**Action item**
Whenever a line of the entries below holds the string "Warmth", copy that line and return it.

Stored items
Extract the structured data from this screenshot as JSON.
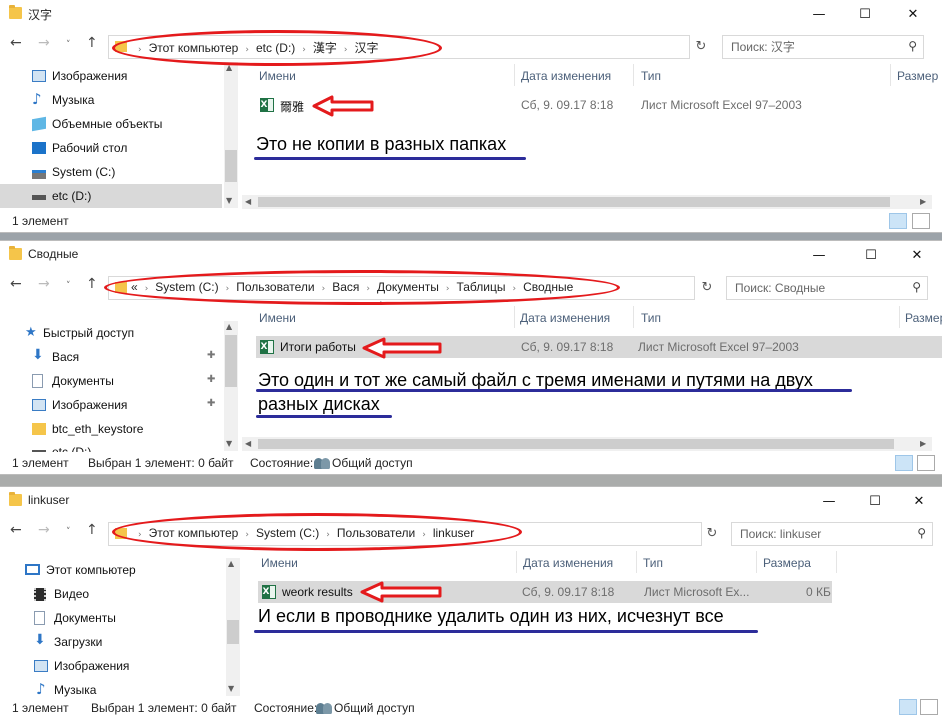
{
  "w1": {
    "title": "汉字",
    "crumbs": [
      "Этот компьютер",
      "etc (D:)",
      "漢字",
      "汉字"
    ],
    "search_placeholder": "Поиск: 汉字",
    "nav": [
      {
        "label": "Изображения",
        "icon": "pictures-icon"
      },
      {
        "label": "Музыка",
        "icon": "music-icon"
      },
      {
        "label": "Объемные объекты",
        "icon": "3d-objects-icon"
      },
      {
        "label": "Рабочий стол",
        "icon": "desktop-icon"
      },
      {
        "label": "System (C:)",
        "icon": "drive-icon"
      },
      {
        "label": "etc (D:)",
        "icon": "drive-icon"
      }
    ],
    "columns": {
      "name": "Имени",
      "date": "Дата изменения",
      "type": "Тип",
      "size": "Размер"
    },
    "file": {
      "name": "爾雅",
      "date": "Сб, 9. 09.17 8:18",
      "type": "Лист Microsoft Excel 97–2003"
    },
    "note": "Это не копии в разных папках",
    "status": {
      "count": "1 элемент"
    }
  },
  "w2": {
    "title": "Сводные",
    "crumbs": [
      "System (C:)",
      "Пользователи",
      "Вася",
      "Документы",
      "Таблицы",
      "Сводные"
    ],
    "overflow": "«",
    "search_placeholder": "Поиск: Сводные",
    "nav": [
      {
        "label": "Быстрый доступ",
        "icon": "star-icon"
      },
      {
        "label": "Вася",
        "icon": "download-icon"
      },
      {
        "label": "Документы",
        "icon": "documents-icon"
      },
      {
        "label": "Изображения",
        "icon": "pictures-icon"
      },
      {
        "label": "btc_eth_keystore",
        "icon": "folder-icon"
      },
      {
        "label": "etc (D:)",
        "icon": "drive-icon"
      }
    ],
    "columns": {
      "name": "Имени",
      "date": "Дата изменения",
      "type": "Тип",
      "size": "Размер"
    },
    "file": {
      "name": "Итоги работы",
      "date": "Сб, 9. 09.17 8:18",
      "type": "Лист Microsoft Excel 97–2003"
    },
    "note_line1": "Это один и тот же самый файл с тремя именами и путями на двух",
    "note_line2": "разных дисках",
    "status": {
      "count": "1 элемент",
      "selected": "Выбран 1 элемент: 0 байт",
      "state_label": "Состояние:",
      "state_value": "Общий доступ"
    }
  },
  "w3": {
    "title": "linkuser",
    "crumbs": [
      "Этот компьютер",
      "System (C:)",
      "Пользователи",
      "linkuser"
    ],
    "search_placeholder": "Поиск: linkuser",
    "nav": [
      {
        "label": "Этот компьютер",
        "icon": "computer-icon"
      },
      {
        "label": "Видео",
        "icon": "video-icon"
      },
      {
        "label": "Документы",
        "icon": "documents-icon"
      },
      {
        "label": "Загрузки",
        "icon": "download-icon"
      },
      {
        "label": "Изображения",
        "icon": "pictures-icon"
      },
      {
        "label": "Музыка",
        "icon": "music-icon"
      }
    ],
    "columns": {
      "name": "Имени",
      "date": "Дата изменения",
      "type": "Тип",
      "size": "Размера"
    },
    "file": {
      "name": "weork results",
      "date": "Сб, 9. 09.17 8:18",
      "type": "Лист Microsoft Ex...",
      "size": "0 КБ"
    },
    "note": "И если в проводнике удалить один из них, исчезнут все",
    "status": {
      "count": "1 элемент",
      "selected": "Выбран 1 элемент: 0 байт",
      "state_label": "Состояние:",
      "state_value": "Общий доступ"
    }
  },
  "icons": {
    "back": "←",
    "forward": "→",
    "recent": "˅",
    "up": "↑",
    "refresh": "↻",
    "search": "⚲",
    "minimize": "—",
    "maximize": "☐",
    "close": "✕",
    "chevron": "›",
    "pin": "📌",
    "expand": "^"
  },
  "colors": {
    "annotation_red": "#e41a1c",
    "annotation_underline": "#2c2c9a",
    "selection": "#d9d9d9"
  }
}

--

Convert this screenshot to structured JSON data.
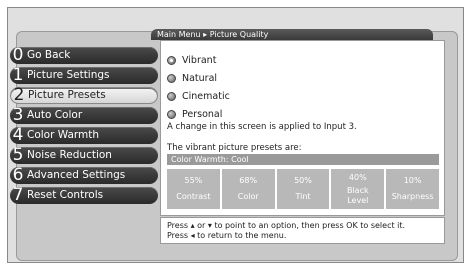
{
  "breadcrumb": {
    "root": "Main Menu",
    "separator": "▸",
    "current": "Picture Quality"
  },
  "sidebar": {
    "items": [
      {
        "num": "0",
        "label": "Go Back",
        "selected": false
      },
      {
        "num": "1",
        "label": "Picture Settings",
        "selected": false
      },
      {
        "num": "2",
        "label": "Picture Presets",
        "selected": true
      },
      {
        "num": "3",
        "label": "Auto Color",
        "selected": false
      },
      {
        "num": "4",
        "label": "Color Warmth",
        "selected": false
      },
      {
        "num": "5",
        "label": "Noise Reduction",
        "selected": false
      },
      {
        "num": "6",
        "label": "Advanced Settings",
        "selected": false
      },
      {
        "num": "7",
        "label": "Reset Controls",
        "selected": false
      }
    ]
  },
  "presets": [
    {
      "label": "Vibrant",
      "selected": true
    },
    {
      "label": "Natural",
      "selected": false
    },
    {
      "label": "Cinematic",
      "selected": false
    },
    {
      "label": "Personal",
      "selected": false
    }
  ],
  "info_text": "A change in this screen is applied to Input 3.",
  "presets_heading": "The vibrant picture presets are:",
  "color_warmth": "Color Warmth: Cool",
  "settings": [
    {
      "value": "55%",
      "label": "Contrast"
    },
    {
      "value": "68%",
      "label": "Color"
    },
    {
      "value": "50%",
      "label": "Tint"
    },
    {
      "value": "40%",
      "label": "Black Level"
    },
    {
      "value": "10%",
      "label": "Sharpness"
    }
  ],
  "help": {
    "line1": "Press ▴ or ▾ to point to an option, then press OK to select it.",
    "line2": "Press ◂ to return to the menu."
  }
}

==

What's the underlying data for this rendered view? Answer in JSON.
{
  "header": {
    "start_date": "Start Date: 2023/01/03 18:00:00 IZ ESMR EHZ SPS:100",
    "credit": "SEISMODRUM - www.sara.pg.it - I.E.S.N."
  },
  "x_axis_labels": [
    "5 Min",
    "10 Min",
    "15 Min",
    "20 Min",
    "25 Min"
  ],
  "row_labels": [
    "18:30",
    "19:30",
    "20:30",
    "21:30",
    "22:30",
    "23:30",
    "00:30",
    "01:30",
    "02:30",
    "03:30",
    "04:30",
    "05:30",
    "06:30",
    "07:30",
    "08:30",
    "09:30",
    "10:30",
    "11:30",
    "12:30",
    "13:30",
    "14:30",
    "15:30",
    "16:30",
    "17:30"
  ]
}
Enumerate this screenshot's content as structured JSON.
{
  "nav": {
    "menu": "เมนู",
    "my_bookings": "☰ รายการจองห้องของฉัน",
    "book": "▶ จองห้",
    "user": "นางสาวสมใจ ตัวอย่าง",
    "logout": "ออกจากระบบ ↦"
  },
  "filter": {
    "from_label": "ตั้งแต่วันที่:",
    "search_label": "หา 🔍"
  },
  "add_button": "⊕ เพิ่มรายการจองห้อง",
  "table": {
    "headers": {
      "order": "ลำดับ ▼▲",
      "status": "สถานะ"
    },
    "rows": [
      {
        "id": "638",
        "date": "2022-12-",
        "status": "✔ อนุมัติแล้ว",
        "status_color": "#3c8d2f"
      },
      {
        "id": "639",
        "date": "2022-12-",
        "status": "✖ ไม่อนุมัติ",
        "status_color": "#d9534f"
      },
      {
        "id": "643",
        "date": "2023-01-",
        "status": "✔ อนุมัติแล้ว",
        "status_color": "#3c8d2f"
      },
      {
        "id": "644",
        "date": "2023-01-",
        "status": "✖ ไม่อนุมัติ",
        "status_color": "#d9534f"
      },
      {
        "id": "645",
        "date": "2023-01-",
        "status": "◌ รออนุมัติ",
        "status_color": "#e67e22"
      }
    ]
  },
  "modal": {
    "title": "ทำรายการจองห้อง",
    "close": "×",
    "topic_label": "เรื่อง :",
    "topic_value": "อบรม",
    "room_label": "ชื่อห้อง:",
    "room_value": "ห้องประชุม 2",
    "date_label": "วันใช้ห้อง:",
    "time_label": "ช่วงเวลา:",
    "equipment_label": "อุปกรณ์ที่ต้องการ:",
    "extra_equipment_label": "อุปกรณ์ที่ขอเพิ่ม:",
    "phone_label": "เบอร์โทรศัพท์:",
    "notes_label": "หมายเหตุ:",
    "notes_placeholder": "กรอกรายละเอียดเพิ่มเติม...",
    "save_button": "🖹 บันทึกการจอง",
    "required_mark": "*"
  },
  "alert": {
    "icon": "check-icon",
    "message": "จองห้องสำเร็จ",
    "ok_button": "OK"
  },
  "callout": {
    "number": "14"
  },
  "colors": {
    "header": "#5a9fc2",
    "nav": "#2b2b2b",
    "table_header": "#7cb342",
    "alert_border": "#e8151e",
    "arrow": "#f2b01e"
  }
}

**Solution to this exercise**
        "label": "Color Warmth",
  "color_warmth": "Color Warmth: Cool",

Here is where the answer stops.